Since the first time I made vegetable soup with fifth graders in a North Philadelphia school — and in the 85 or so classes I’ve taught in the five years since — I’ve seen over and over again how cooking and sharing a meal with a group of kids can be transformative.
I have seen the confidence that is built when a child learns to chop an onion, the excitement sparked with the first taste of a fish taco, the sheer joy that results after making chicken tortilla soup — something so good, and so good for them, that they prepared themselves.
But now, after a survey of students who participated in My Daughter’s Kitchen cooking program last fall at 35 schools in Philadelphia and Camden, we have more than just observations, we have tangible findings:

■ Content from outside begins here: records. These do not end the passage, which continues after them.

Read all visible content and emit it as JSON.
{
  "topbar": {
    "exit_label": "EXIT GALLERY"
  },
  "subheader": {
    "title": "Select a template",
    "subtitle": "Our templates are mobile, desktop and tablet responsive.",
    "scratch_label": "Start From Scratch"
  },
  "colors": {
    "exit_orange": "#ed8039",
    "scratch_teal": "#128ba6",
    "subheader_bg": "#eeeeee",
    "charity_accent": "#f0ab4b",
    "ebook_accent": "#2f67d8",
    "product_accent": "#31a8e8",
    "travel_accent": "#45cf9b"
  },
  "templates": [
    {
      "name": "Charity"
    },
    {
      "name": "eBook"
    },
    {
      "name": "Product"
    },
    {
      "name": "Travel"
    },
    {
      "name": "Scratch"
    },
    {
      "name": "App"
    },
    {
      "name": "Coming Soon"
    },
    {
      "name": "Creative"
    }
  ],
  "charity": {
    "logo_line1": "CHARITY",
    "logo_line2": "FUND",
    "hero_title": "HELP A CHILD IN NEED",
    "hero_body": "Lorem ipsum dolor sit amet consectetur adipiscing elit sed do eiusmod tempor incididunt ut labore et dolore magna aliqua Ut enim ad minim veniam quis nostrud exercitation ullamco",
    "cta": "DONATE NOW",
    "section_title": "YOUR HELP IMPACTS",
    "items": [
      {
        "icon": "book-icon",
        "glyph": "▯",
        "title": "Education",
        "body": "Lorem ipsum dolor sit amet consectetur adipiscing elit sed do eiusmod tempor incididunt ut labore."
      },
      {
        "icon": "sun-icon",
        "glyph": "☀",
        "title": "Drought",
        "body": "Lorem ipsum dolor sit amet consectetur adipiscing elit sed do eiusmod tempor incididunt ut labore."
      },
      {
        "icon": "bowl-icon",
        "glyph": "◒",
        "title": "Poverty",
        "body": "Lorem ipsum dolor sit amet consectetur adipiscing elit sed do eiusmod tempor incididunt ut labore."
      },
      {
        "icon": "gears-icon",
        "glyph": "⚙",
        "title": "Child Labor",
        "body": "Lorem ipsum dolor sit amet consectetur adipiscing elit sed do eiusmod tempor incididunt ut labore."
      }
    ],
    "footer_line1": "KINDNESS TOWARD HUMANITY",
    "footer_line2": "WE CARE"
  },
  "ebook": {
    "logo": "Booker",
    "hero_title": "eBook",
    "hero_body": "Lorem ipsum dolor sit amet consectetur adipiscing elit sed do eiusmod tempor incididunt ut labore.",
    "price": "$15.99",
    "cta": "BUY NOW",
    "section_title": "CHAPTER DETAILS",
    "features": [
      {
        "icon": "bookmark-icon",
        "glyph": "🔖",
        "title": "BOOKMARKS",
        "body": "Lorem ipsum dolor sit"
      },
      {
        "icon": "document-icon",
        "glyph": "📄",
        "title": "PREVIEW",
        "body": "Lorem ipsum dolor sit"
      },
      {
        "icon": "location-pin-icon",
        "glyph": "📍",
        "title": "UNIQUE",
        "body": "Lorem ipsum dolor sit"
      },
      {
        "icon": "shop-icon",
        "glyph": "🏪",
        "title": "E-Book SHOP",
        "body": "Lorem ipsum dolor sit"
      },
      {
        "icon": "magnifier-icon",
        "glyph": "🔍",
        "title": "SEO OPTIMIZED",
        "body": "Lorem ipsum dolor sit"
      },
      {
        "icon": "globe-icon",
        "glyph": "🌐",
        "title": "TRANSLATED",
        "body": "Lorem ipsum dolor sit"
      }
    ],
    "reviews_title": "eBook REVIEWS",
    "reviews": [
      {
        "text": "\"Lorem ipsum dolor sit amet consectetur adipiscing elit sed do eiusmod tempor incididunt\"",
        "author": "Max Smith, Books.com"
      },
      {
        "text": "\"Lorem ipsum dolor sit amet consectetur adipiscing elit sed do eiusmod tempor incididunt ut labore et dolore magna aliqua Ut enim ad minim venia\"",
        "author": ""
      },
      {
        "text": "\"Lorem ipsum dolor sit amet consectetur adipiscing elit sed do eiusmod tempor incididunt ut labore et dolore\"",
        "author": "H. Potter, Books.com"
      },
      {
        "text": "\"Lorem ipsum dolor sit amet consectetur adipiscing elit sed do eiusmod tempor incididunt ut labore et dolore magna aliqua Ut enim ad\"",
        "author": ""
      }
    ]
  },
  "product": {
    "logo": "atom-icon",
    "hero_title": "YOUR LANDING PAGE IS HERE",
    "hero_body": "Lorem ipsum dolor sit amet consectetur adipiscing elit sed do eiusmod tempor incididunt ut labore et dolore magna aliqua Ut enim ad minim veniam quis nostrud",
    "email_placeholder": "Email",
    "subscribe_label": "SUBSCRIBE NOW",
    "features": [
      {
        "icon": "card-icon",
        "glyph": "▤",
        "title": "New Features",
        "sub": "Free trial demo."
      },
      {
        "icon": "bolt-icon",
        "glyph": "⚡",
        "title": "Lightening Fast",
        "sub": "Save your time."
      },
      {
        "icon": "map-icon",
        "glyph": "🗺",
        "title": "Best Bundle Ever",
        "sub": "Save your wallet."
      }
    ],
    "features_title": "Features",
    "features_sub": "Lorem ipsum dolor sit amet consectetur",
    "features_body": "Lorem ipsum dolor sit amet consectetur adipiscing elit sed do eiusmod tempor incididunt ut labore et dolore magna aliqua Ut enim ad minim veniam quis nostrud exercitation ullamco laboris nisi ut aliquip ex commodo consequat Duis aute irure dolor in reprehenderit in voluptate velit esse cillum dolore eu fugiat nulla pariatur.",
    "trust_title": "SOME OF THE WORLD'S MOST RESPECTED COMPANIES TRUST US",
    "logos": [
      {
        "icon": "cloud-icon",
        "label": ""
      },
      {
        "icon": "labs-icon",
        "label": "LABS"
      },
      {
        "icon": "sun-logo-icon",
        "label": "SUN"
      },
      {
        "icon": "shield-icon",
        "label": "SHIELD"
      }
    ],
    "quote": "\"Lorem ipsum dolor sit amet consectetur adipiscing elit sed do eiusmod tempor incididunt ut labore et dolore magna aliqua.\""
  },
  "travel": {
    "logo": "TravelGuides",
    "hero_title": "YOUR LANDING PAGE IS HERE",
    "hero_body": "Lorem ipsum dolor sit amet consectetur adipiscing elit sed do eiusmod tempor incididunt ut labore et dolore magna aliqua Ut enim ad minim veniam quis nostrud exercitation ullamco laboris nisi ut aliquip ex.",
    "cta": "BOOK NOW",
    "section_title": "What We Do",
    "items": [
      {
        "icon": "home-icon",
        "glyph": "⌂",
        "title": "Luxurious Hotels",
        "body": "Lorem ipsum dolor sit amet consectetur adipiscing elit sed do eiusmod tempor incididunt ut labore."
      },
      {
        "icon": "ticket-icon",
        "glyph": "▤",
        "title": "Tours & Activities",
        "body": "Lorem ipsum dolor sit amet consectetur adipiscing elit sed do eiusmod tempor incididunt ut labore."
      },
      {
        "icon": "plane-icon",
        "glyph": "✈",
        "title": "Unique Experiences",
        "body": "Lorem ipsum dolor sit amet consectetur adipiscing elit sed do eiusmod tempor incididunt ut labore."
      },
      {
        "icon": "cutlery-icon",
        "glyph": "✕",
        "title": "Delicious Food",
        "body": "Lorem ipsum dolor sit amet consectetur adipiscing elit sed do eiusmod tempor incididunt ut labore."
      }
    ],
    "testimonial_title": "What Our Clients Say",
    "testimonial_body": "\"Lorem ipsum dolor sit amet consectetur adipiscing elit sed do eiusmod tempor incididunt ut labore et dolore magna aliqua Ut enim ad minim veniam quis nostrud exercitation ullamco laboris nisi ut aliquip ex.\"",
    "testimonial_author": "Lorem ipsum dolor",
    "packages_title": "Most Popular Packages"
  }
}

Ninety-five percent of the students in the program reported learning that it’s important to try new foods; 78 percent said they tried a new fruit or vegetable; 48 percent said they eat more fruits and vegetables after eight weeks of cooking class. Seventy-three percent said they know the difference between whole and processed food; and 52 percent reported cooking at home with an adult using what they learned in class.
That’s a pretty strong endorsement of this program, given many American children’s aversion to fruits and vegetables and healthy food.
My Daughter’s Kitchen continues this spring, with an army of 70 volunteers carting groceries, along with a dose of patience and courage, to 35 schools around the region to teach children how to cook dinners for themselves and their families. This week, and for the next eight weeks, the students will be learning how to chop vegetables, scramble eggs, boil pasta, and measure ingredients while they prepare nutritious suppers for six people for under $20.
The mission of the program remains the same as when it began: to provide simple, affordable, home-cooked alternatives to the fast food and takeout that have become the default for so many Americans. The genesis of the program was my own daughter, then a recent college grad living on her own, who asked me for recipes for cheap and healthy meals. I realized that these meals would be great for any family, but especially for families in neighborhoods where there aren’t many healthy take-out options, and where diabetes, heart disease, and obesity — diseases often resulting from a poor diet — have become epidemic.
And what better place to introduce healthier options than in after-school cooking classes for children?
Each semester since we began in 2013, volunteers (most of whom are Inquirer and Daily News readers) work through a cookbook of recipes with small groups of children. The goal is to demonstrate that, with a little instruction, they can cook for themselves, and that “healthy” dinners do not have to be boring and bland but can actually be quite tasty. This spring, we’ll be making nutritious versions of meals such as breakfast burritos, braised greens and baked cornflake chicken, and spicy roasted broccoli pasta.
We know how much the children learn from the reports submitted by the volunteers that we publish in the Food section and online at philly.com. But the survey, conducted by Vetri Community Partnership (which we are so grateful to have as our partner and which handles the administration of the program), affirms so many wonderful outcomes.
The students reported not only learning simple cooking skills — 89 percent reported improving their cutting, peeling, and grating skills — but also life skills. About 80 percent said they got better at being patient, better at listening to others because they had to work together, and better at taking suggestions from others. It’s hard to imagine a better template for building success.
Results from the volunteer surveys were also promising: About 30 percent felt their students took a significant interest in making healthy choices; 60 percent reported a moderate interest. Fifty percent reported a significant change in culinary confidence and passion for cooking, while another 50 percent reported a moderate change. Pretty encouraging after an eight-week program.
Though the program was created for students, it’s been wonderful to see the benefits for the volunteers, including friendships forged among the cooking partners, and the delight taken in the accomplishments of their charges.
“It’s been amazing,” Bonnie Benson said at our meeting of volunteers last week. “I am so surprised at the success we’ve had getting the kids to eat vegetables. They are willing to try!” Another bonus for Benson: her cooking partner, Ellen Quinn, is a friend from high school whom she previously saw maybe once a year. The two now see each other every week when they are cooking.
(We still need more volunteers, please email me if you are interested.)
As of last fall, we’ve enrolled nearly 1,300 students since the program began. We’ve prepared more than 1,200 home-cooked meals and logged more than 6,500 volunteer hours. More than $171,000 has been donated to support this endeavor. Our most sincere thanks to all who have donated and who continue to give.
When I started this program, my primary goal was to teach kids the benefits of cooking for themselves. The survey found that 96 percent of the students reported learning that “making meals that are good for me is easy and fun.”
It doesn’t get much better than that.
Contact Maureen Fitzgerald at email@example.com.